SYDNEY (Reuters) - Australia will not bow to Chinese pressure to halt surveillance flights over disputed islands in the South China Sea at the center of rival claims between China and some of its neighbors, Defense Minister Marise Payne said on Thursday.
The Australian Defense Department said on Tuesday one of its aircraft had flown “a routine maritime patrol” over the South China Sea from Nov. 25 to Dec. 4, just as the U.S. Pacific Fleet Commander warned that a possible arms race could engulf the region.
China claims most of the South China Sea, through which more than $5 trillion of world trade ships every year, a fifth of it heading to and from U.S. ports.
Vietnam, Malaysia, Brunei, the Philippines and Taiwan also claim parts of the South China Sea.
China is building seven man-made islands on reefs in the Spratly Islands, including a 3,000-metre-long (10,000-foot) airstrip on one of the sites, according to satellite imagery.
Such activity has fanned regional tension. In October, a U.S. guided missile destroyer sailed close to one of China’s man-made islands, drawing an angry rebuke from Beijing. U.S. defense officials say another U.S. patrol this year is unlikely.
Payne said Canberra would not be deterred by warnings from Beijing, which again responded angrily to the Australian patrol, and described the flights as a routine part of Australia’s role in helping to maintain regional stability and security.
“We always navigate in a very constructive way in the region,” she told reporters in Adelaide.
China’s Foreign Ministry, asked about the Australian flights, said this week countries outside the region should not “deliberately complicate the issue”.
Ministry spokesman Hong Lei said on Thursday he had nothing to add.
Chinese media has not been so restrained.
On Wednesday, influential tabloid the Global Times, published by the ruling Communist Party’s official People’s Daily, implied there could be military retaliation if Australia persisted with the patrols.
“Australian military aircraft had better not regularly come to the South China Sea to add to the trouble, and especially not test China’s patience by getting close to China’s islands and reefs,” it said in an editorial.
China and Australia are friends and should act that way, it said.
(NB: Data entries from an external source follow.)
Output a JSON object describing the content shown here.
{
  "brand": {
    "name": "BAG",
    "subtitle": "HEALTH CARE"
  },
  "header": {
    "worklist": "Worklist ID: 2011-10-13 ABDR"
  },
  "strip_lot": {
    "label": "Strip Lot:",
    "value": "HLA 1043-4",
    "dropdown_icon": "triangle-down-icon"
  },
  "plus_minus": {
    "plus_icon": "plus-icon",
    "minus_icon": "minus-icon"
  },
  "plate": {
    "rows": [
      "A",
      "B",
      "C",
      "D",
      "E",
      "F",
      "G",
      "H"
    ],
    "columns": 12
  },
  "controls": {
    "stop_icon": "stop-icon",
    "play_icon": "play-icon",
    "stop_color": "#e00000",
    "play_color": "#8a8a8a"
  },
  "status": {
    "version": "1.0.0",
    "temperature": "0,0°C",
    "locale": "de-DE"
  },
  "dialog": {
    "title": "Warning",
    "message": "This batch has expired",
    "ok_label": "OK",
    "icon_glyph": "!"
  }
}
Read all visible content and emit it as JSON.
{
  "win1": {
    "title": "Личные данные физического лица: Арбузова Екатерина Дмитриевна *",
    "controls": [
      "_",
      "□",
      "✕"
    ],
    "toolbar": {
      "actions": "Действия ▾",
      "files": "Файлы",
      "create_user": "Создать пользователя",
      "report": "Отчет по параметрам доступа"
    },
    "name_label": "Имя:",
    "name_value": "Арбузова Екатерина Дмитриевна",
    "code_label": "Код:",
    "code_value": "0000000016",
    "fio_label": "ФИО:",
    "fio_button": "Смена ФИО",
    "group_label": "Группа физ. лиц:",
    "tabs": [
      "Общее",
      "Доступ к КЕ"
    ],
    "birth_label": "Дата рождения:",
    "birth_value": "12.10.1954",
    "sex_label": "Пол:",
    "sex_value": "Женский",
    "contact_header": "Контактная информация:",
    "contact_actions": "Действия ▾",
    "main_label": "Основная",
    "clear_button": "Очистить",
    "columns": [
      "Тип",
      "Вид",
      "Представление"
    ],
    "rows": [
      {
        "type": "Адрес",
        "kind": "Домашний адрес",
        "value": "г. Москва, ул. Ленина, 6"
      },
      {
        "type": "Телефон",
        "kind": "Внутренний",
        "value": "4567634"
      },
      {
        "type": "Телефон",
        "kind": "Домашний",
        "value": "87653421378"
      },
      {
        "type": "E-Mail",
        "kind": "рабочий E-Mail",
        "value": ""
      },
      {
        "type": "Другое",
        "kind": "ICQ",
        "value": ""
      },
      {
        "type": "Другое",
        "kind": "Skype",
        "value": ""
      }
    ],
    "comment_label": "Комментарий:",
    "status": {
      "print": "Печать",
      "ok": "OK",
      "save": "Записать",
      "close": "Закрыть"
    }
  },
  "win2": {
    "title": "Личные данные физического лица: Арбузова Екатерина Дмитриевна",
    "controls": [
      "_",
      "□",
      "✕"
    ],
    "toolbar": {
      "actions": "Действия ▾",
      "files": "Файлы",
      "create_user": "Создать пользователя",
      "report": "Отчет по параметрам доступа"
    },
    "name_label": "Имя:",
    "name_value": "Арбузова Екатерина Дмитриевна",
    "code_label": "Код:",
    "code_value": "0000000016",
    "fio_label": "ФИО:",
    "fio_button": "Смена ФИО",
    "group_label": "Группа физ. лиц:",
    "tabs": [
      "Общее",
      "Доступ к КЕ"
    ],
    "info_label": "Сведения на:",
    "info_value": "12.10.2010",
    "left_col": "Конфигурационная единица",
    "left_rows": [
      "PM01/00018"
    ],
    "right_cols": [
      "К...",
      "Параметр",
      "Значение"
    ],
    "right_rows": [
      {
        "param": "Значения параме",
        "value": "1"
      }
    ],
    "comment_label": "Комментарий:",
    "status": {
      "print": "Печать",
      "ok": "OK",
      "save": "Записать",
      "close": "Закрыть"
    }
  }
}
“It really ought not to happen that one day, due to a freak combination of factors, coincidentally an aircraft was downed and it just happened to be Australian.”
Additional reporting by Michael Martina and Ben Blanchard in Beijing; Editing by Paul Tait